Bengali director Satyajit Ray, best known for his Apu trilogy, introduced Western audiences to the marvels of Indian cinema. So it’s strange that the first Ray film on Blu-ray is this inferior 1958 drama about a once-wealthy aristocrat whose crumbling world is symbolized by a rundown music room where he once held concerts and parties. Much of this static film is taken over by interminable music-making sequences; the result is a film more important as part of Ray’s filmography than as a drama. The black and white film, while restored, retains a somewhat blurry patina. Extras include a 1981 roundtable discussion with Ray, interviews with director Mira Nair and biographer Andrew Robinson and a two-hour 1984 documentary, Satyajit Ray.

Peep World (MPI)
This dysfunctional family reunion dramedy might have been devastatingly dark if it had delved more deeply into the dynamics of the trio of siblings and their parents at its heart. Instead, we’re treated to nasty but somehow cutely inoffensive swipes in one brother’s first novel, a veiled version of his family. With a sputtering Lewis Black as narrator and Sarah Silverman, Ron Rifkin, Lesley Ann Warren, Michael C. Hall and Rainn Wilson as the feuding family—not to mention marvelous support by Kate Mara, Taraji P. Henson and Judy Greer as the women in the men’s lives—this should have been more biting and bitter. It’s given a solid Blu-ray transfer; extras comprise deleted scenes.

DVDs of the Week
Kate Bush—A Life of Surprises (MVD)
For someone as notoriously publicity shy as Kate Bush, she’s had a lot of television interviews and appearances in England over the years, excerpts from which are shown in this “unauthorized” documentary of Bush’s unique career since she made a splash with “Wuthering Heights” in 1978 at age 19. There are interviews with musicians and journalists (notably ubiquitous BBC vet Paul Gambaccini), but Kate’s musical appearances over the course of this three-hour retrospective, from her debut album The Kick Inside to her last album of new material, 2005’s Aerial, make this a given for Kate’s fans, especially since she never performs live any more.

Omnibus—American Profiles (e one)
This impressive unearthing from the Archive of American Television selects 14 episodes from a biographical series that ran on all three networks successively from 1952 to 1960. The profiles range from humorist James Thurber and novelist William Faulkner to conductor Leonard Bernstein and architect Frank Lloyd Wright. There’s even a segment with Dr. Seuss, Theodore Geisel, who narrates a walk through the “ultimate museum.” Narrated by Alistair Cooke, who also conducts most of the interviews, these Omnibus episodes show off the artistic and cultural bounty once available on network television

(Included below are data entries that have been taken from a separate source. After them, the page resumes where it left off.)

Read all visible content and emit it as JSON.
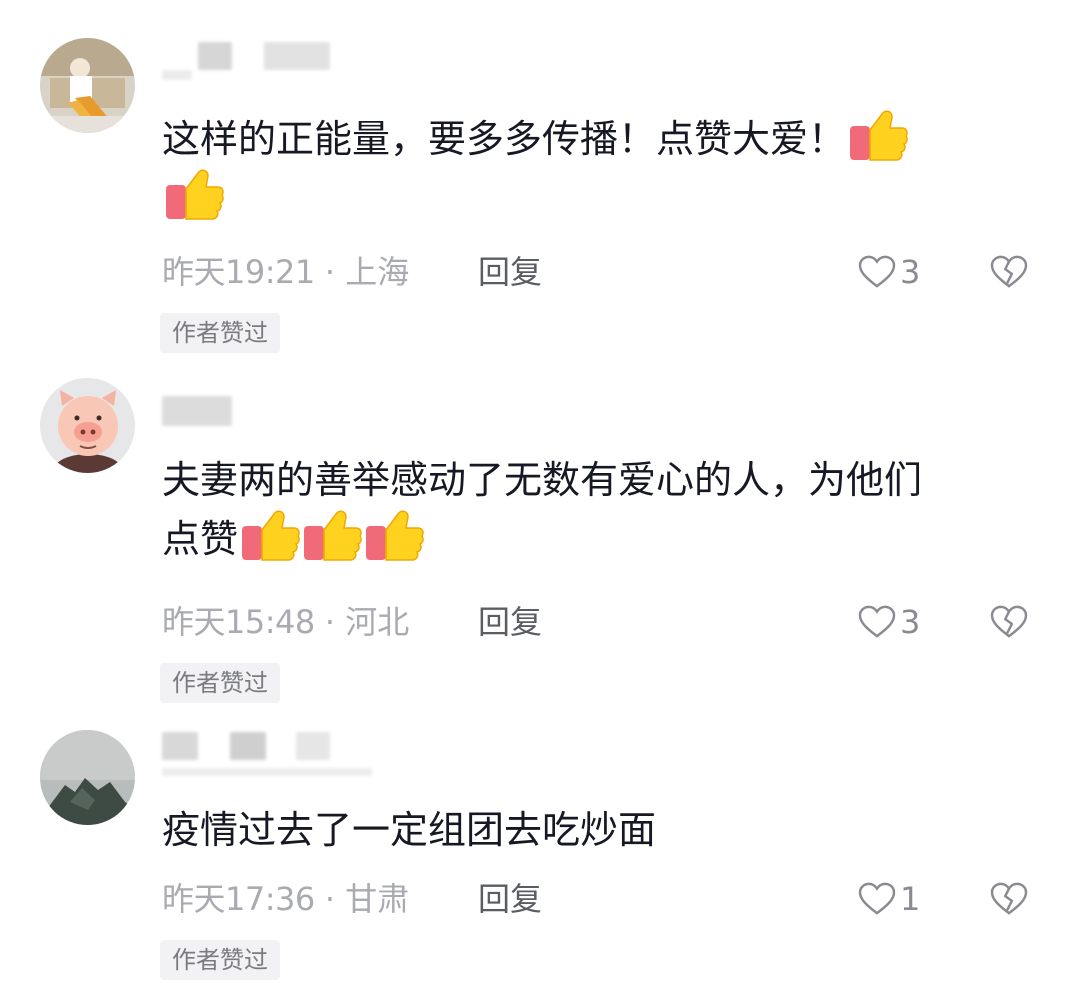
{
  "comments": [
    {
      "text": "这样的正能量，要多多传播！点赞大爱！",
      "time": "昨天19:21",
      "location": "上海",
      "reply_label": "回复",
      "likes": "3",
      "badge": "作者赞过"
    },
    {
      "text_line1": "夫妻两的善举感动了无数有爱心的人，为他们",
      "text_line2": "点赞",
      "time": "昨天15:48",
      "location": "河北",
      "reply_label": "回复",
      "likes": "3",
      "badge": "作者赞过"
    },
    {
      "text": "疫情过去了一定组团去吃炒面",
      "time": "昨天17:36",
      "location": "甘肃",
      "reply_label": "回复",
      "likes": "1",
      "badge": "作者赞过"
    }
  ],
  "separator": "·",
  "icons": {
    "like": "heart-outline-icon",
    "dislike": "broken-heart-icon",
    "emoji": "thumbs-up-emoji"
  },
  "colors": {
    "text": "#161823",
    "meta": "#a9abb1",
    "badge_bg": "#f2f2f4"
  }
}
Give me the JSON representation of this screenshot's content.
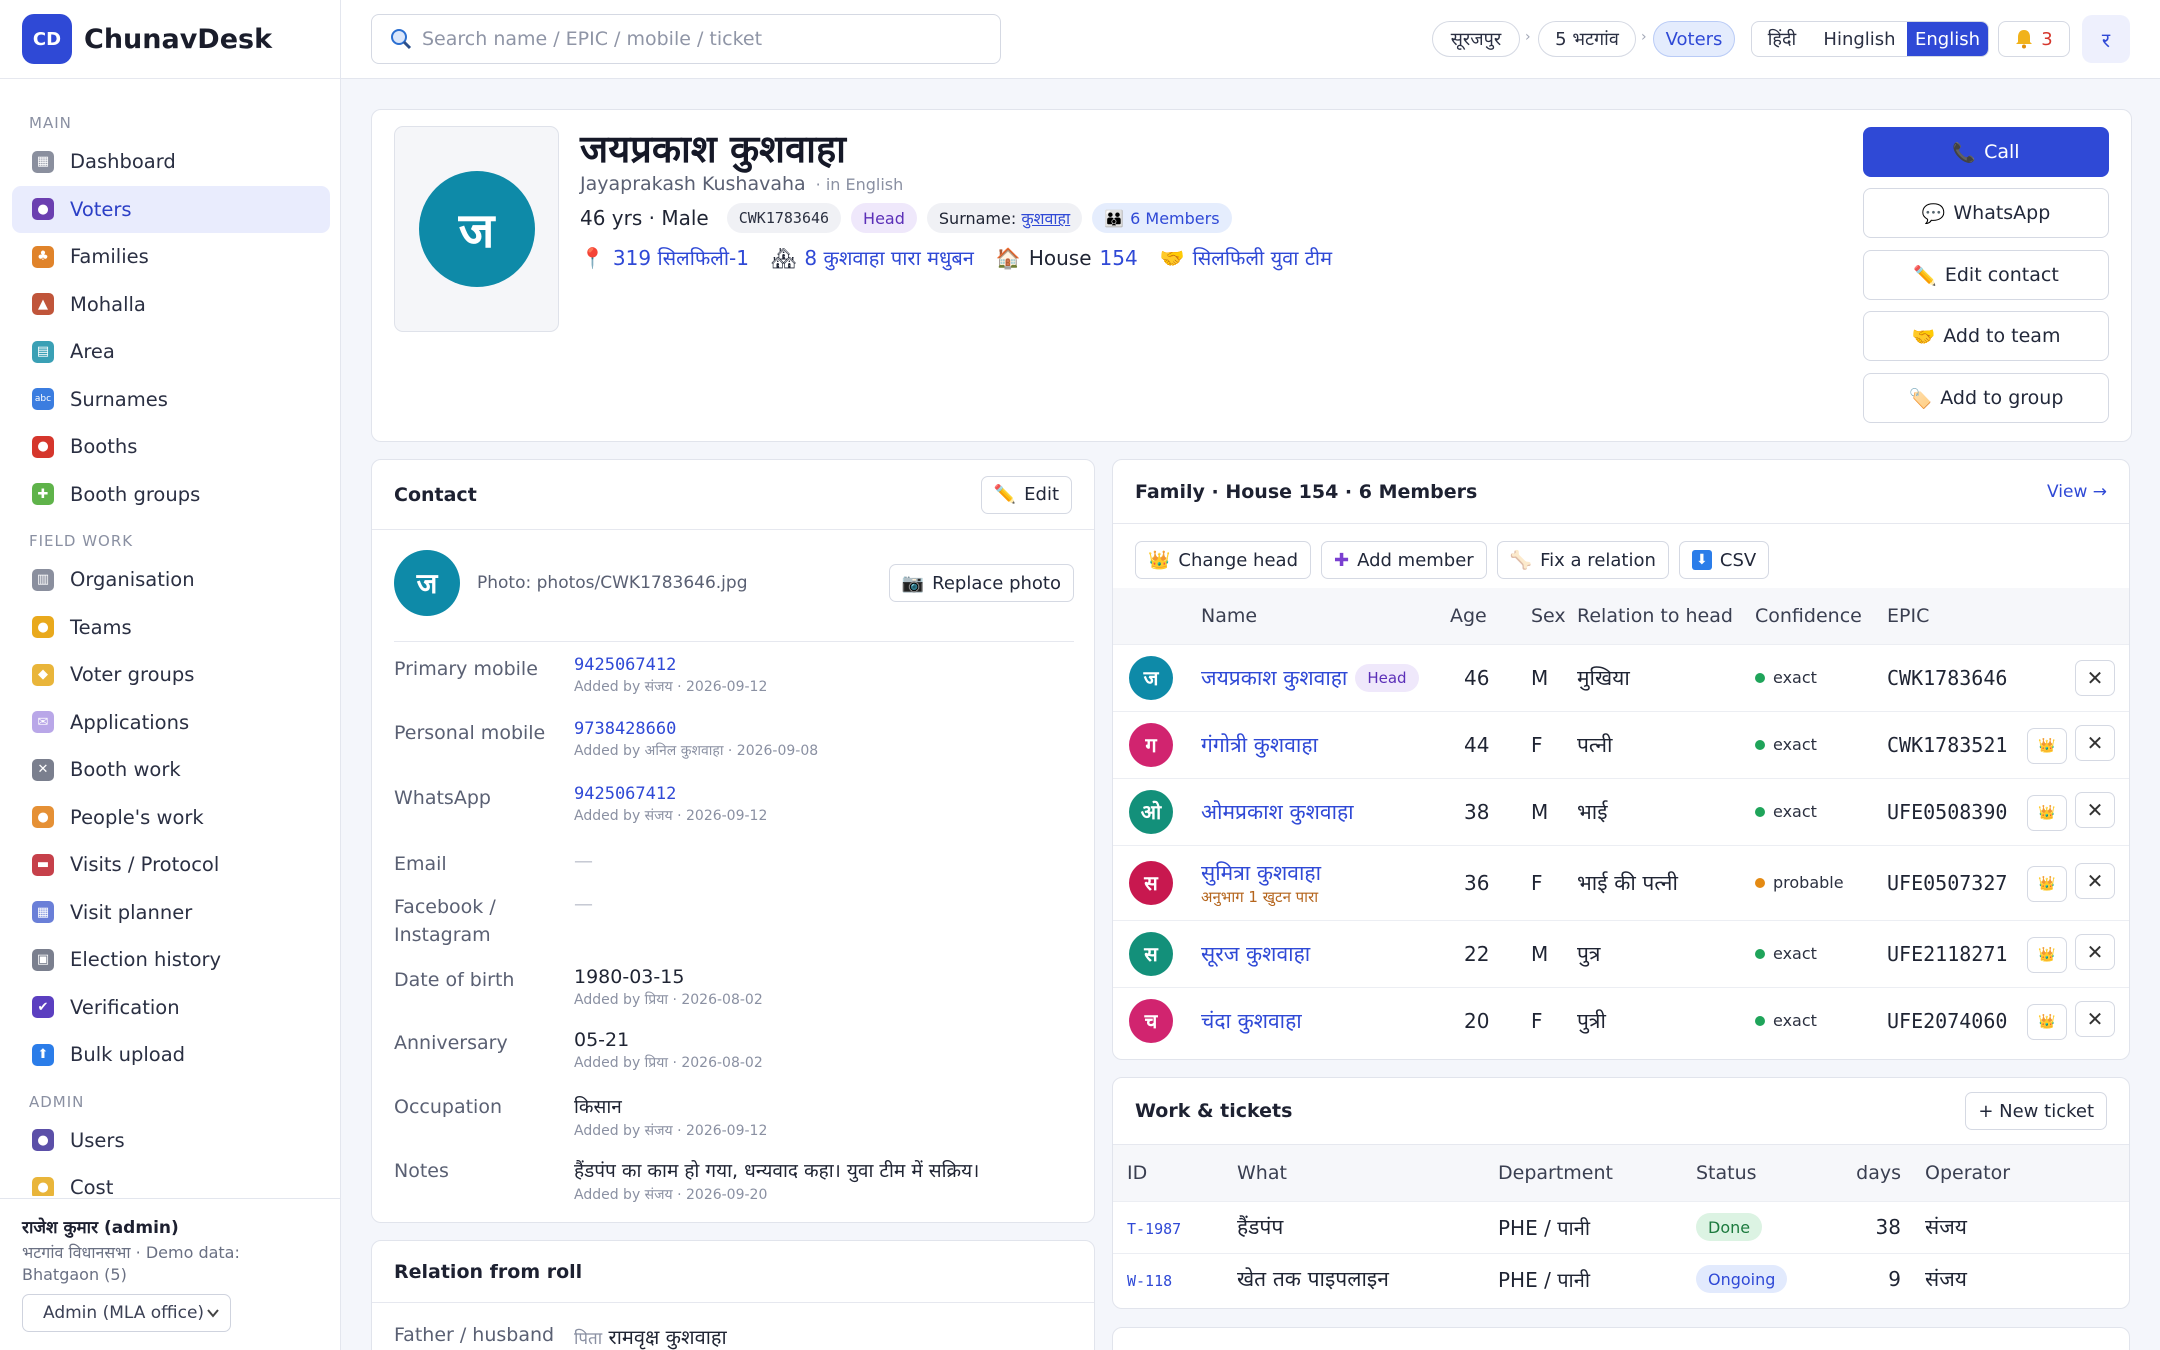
{
  "app": {
    "logo": "CD",
    "name": "ChunavDesk"
  },
  "sidebar": {
    "sections": [
      {
        "title": "MAIN",
        "items": [
          {
            "label": "Dashboard",
            "icon": "grid-icon"
          },
          {
            "label": "Voters",
            "icon": "person-icon",
            "active": true
          },
          {
            "label": "Families",
            "icon": "family-icon"
          },
          {
            "label": "Mohalla",
            "icon": "houses-icon"
          },
          {
            "label": "Area",
            "icon": "map-icon"
          },
          {
            "label": "Surnames",
            "icon": "abc-icon"
          },
          {
            "label": "Booths",
            "icon": "pin-icon"
          },
          {
            "label": "Booth groups",
            "icon": "puzzle-icon"
          }
        ]
      },
      {
        "title": "FIELD WORK",
        "items": [
          {
            "label": "Organisation",
            "icon": "building-icon"
          },
          {
            "label": "Teams",
            "icon": "handshake-icon"
          },
          {
            "label": "Voter groups",
            "icon": "tag-icon"
          },
          {
            "label": "Applications",
            "icon": "envelope-icon"
          },
          {
            "label": "Booth work",
            "icon": "tools-icon"
          },
          {
            "label": "People's work",
            "icon": "hand-icon"
          },
          {
            "label": "Visits / Protocol",
            "icon": "car-icon"
          },
          {
            "label": "Visit planner",
            "icon": "calendar-icon"
          },
          {
            "label": "Election history",
            "icon": "ballot-icon"
          },
          {
            "label": "Verification",
            "icon": "check-icon"
          },
          {
            "label": "Bulk upload",
            "icon": "upload-icon"
          }
        ]
      },
      {
        "title": "ADMIN",
        "items": [
          {
            "label": "Users",
            "icon": "users-icon"
          },
          {
            "label": "Cost",
            "icon": "coin-icon"
          }
        ]
      }
    ],
    "footer": {
      "user": "राजेश कुमार (admin)",
      "sub": "भटगांव विधानसभा · Demo data: Bhatgaon (5)",
      "role": "Admin (MLA office)"
    }
  },
  "topbar": {
    "search_placeholder": "Search name / EPIC / mobile / ticket",
    "crumbs": [
      "सूरजपुर",
      "5 भटगांव",
      "Voters"
    ],
    "languages": [
      "हिंदी",
      "Hinglish",
      "English"
    ],
    "active_language": "English",
    "notifications": "3",
    "user_initial": "र"
  },
  "profile": {
    "initial": "ज",
    "name": "जयप्रकाश कुशवाहा",
    "name_en": "Jayaprakash Kushavaha",
    "name_en_note": "· in English",
    "age_sex": "46 yrs · Male",
    "epic": "CWK1783646",
    "role_tag": "Head",
    "surname_label": "Surname:",
    "surname": "कुशवाहा",
    "members": "6 Members",
    "booth": "319 सिलफिली-1",
    "mohalla": "8 कुशवाहा पारा मधुबन",
    "house_label": "House",
    "house": "154",
    "team": "सिलफिली युवा टीम",
    "actions": [
      "Call",
      "WhatsApp",
      "Edit contact",
      "Add to team",
      "Add to group"
    ]
  },
  "contact": {
    "title": "Contact",
    "edit": "Edit",
    "photo_text": "Photo: photos/CWK1783646.jpg",
    "replace_photo": "Replace photo",
    "fields": [
      {
        "label": "Primary mobile",
        "value": "9425067412",
        "meta": "Added by संजय · 2026-09-12"
      },
      {
        "label": "Personal mobile",
        "value": "9738428660",
        "meta": "Added by अनिल कुशवाहा · 2026-09-08"
      },
      {
        "label": "WhatsApp",
        "value": "9425067412",
        "meta": "Added by संजय · 2026-09-12"
      },
      {
        "label": "Email",
        "value": "—",
        "meta": ""
      },
      {
        "label": "Facebook / Instagram",
        "value": "—",
        "meta": ""
      },
      {
        "label": "Date of birth",
        "value": "1980-03-15",
        "meta": "Added by प्रिया · 2026-08-02"
      },
      {
        "label": "Anniversary",
        "value": "05-21",
        "meta": "Added by प्रिया · 2026-08-02"
      },
      {
        "label": "Occupation",
        "value": "किसान",
        "meta": "Added by संजय · 2026-09-12"
      },
      {
        "label": "Notes",
        "value": "हैंडपंप का काम हो गया, धन्यवाद कहा। युवा टीम में सक्रिय।",
        "meta": "Added by संजय · 2026-09-20"
      }
    ]
  },
  "relation": {
    "title": "Relation from roll",
    "label": "Father / husband",
    "prefix": "पिता",
    "value": "रामवृक्ष कुशवाहा"
  },
  "family": {
    "title": "Family · House 154 · 6 Members",
    "view": "View →",
    "actions": [
      "Change head",
      "Add member",
      "Fix a relation",
      "CSV"
    ],
    "columns": [
      "Name",
      "Age",
      "Sex",
      "Relation to head",
      "Confidence",
      "EPIC"
    ],
    "rows": [
      {
        "initial": "ज",
        "color": "#0e8aa8",
        "name": "जयप्रकाश कुशवाहा",
        "tag": "Head",
        "sub": "",
        "age": "46",
        "sex": "M",
        "relation": "मुखिया",
        "confidence": "exact",
        "epic": "CWK1783646"
      },
      {
        "initial": "ग",
        "color": "#d1246f",
        "name": "गंगोत्री कुशवाहा",
        "tag": "",
        "sub": "",
        "age": "44",
        "sex": "F",
        "relation": "पत्नी",
        "confidence": "exact",
        "epic": "CWK1783521"
      },
      {
        "initial": "ओ",
        "color": "#13907a",
        "name": "ओमप्रकाश कुशवाहा",
        "tag": "",
        "sub": "",
        "age": "38",
        "sex": "M",
        "relation": "भाई",
        "confidence": "exact",
        "epic": "UFE0508390"
      },
      {
        "initial": "स",
        "color": "#c8184f",
        "name": "सुमित्रा कुशवाहा",
        "tag": "",
        "sub": "अनुभाग 1 खुटन पारा",
        "age": "36",
        "sex": "F",
        "relation": "भाई की पत्नी",
        "confidence": "probable",
        "epic": "UFE0507327"
      },
      {
        "initial": "स",
        "color": "#13907a",
        "name": "सूरज कुशवाहा",
        "tag": "",
        "sub": "",
        "age": "22",
        "sex": "M",
        "relation": "पुत्र",
        "confidence": "exact",
        "epic": "UFE2118271"
      },
      {
        "initial": "च",
        "color": "#d1246f",
        "name": "चंदा कुशवाहा",
        "tag": "",
        "sub": "",
        "age": "20",
        "sex": "F",
        "relation": "पुत्री",
        "confidence": "exact",
        "epic": "UFE2074060"
      }
    ]
  },
  "tickets": {
    "title": "Work & tickets",
    "new_ticket": "+ New ticket",
    "columns": [
      "ID",
      "What",
      "Department",
      "Status",
      "days",
      "Operator"
    ],
    "rows": [
      {
        "id": "T-1987",
        "what": "हैंडपंप",
        "department": "PHE / पानी",
        "status": "Done",
        "days": "38",
        "operator": "संजय"
      },
      {
        "id": "W-118",
        "what": "खेत तक पाइपलाइन",
        "department": "PHE / पानी",
        "status": "Ongoing",
        "days": "9",
        "operator": "संजय"
      }
    ]
  },
  "colors": {
    "accent": "#2f49d6",
    "exact": "#1fa45a",
    "probable": "#e48a12",
    "done_bg": "#dcf3e3",
    "ongoing_bg": "#e2eafd"
  }
}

Wish Me Luck, Series 3 (Acorn Media)
This British made-for-TV series, originally telecast in 1989, continues the grippingly told true story of English women who were Allied secret agents while France was occupied by the Nazis. These eight hour-long episodes lead up to D-Day, as the London home office gives the spies orders to perform dangerous missions in the hopes that they divert German attention away from Normandy prior to the June 6 invasion. A top-notch cast is led by Jane Asher (best known as Paul McCartney’s pre-Linda fiancĂ©e) as the embattled chief of the home office.

CDs of the Week
Bacewicz—Chamber Music
(Deutsche Grammophon)

Ginastera—Cello Concertos

These discs of two of the 20th century’s most underappreciated composers prove that some record companies still release recordings that fill gaps in a shrinking repertoire. The haunting chamber music of Polish composer Grazyna Bacewicz (1909-1969), including her two masterly piano quintets and the forceful 2nd piano sonata, is passionately played by fellow Poles: pianist Krystian Zimerman and a string quartet. Argentine Alberto Ginastera (1916-1983) composed two dramatic cello concertos inspired by his wife, cellist Aurora Natola, both unabashedly modern without embracing atonality or 12-tone complexity. Mark Kosower performs the concertos with controlled intensity, accompanied by conductor Lothar Zagrosek and the Bamberg Symphony.

No comments: